Distributors often fear that they will annoy their customers with too many marketing messages. But if those marketing messages are relevant, customers actually welcome them. This article examines customer preferences for marketing communications and how distributors can capitalize on what customers want.
We sometimes let our personal preferences influence our business beliefs. One area where we’ve found this to be most prevalent is with customer communications. We assume customers will think our marketing emails are “spam,” and they certainly wouldn’t want to receive another phone call during their busy day. But the reality is that customers do want to hear from you.
Over several years and dozens of surveys, we have asked distributors’ customers to rate types of communications and the frequency they wanted to hear from their distributors. In every case, the distributor was astounded to learn how open customers are to appropriate and timely marketing and sales communication. But they do have very specific communication preferences depending on the type of communication.
Table 1-1 summarizes our findings.
Customers prefer to receive communications in both digital and print formats; they still want to receive the traditional print catalog once a year. As we’ve discussed in past articles, print is still a viable and preferred form for customers to have a complete view of your products. Due to economic pressures, many distributors have either discontinued their print catalogs or have severely reduced circulation. In industries where a Web presence may be in its infancy, it is important to maintain a vehicle that offers the breadth of your product selection.
One distributor whose customers we surveyed had stopped sending catalogs unless customers specifically requested them. But we found that most of the distributor’s customers wanted to receive the catalog on an annual basis, because they actively used it to order and source product.
Respondents said they wanted to receive product-related specials and discount offers on a monthly basis. The delivery method for these could range from a 12- to 15-page print flyer introducing new products to a targeted email informing customers of a discontinued item.

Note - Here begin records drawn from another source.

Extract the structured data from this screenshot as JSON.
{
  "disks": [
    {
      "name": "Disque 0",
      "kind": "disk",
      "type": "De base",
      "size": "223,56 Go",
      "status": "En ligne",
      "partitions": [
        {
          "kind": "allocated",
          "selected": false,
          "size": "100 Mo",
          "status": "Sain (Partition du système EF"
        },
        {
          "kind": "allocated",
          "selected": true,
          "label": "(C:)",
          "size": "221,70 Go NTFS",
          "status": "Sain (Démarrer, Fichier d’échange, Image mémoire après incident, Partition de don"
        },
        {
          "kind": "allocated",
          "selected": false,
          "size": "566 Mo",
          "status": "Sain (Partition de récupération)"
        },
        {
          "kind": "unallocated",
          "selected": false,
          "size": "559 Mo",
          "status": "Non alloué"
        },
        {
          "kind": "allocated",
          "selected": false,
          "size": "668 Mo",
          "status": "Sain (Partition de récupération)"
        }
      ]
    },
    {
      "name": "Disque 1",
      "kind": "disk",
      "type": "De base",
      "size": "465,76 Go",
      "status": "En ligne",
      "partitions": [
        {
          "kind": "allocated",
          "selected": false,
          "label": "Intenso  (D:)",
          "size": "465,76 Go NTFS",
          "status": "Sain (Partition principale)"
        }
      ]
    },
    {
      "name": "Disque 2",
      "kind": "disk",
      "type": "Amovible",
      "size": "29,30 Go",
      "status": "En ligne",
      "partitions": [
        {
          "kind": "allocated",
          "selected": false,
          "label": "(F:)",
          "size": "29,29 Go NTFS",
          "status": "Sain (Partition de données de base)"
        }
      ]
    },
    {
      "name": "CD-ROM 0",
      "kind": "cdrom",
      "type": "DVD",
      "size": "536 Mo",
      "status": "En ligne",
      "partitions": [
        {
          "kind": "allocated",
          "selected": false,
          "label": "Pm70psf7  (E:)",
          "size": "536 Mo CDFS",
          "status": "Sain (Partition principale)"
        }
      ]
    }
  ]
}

One electrical distributor thought emails would be perceived as spam, and they didn’t want to upset their customers. But customers said they are open to receiving messages, as long as those messages are relevant. The key to ensuring your emails aren’t perceived as spam is to deliver information the customers are most interested in. It doesn’t make sense to send an email about a product they would never use, but it does make sense to email customers with a complementary product to one they just purchased. Targeted email campaigns are an excellent way to inform customers of your product breadth.
The area where we saw the greatest variance in preference was sales rep visits. Responses ranged from weekly to annually, based on the industry we reviewed. Field sales is the primary sales channel for most distributors, and customers are used to being visited on a normal schedule, based on need. Although field sales is important in uncovering new opportunities and providing a valuable bridge between the customer and the company, it is also the most expensive sales channel and can be easily enhanced through other marketing channels.
For example, we found that the customers of a hardware distributor preferred receiving a weekly or monthly phone call rather than a field sales visit. There are many reasons for this – better relationships with inside sales, customer time constraints, and so on. But the point is you can expand customer touches beyond the normal field sales call.
Customers are open to hearing from you in different ways. This opens the door to more opportunities to extend your company’s reach with less expensive touches such as email and proactive phone calls.
Proactive phone calls will be more expensive than an email, but are still one-tenth the cost of a field sales call. In some cases, they are more effective. Don’t assume that your customers only want a field visit. They may prefer a phone call with targeted information that only takes a few minutes rather than spending an hour with a field sales rep. Cost comparisons between field sales and outbound calls are significant, as shown in Table 1-2 below.
Personalize your touch points with your customers for a more effective marketing push. Customers should be allowed to choose how they want to receive your communications. They can be asked on an inbound phone call, a field visit or even in an email.
Tell them that you want to let them know about products and services that interest them and that you will respect how they want to receive this information.
Trust in your company’s value, and don’t assume that customers don’t want to hear from you.
Jonathan Bein, Ph.D. is a senior partner at Real Results Marketing. Debbie Paul, a partner at Real Results Marketing, was vice president of call centers at Newark, an electronics distributor, and has held positions at Sears and Allstate Insurance. Contact them at email@example.com or visit www.realresultsmarketing.com.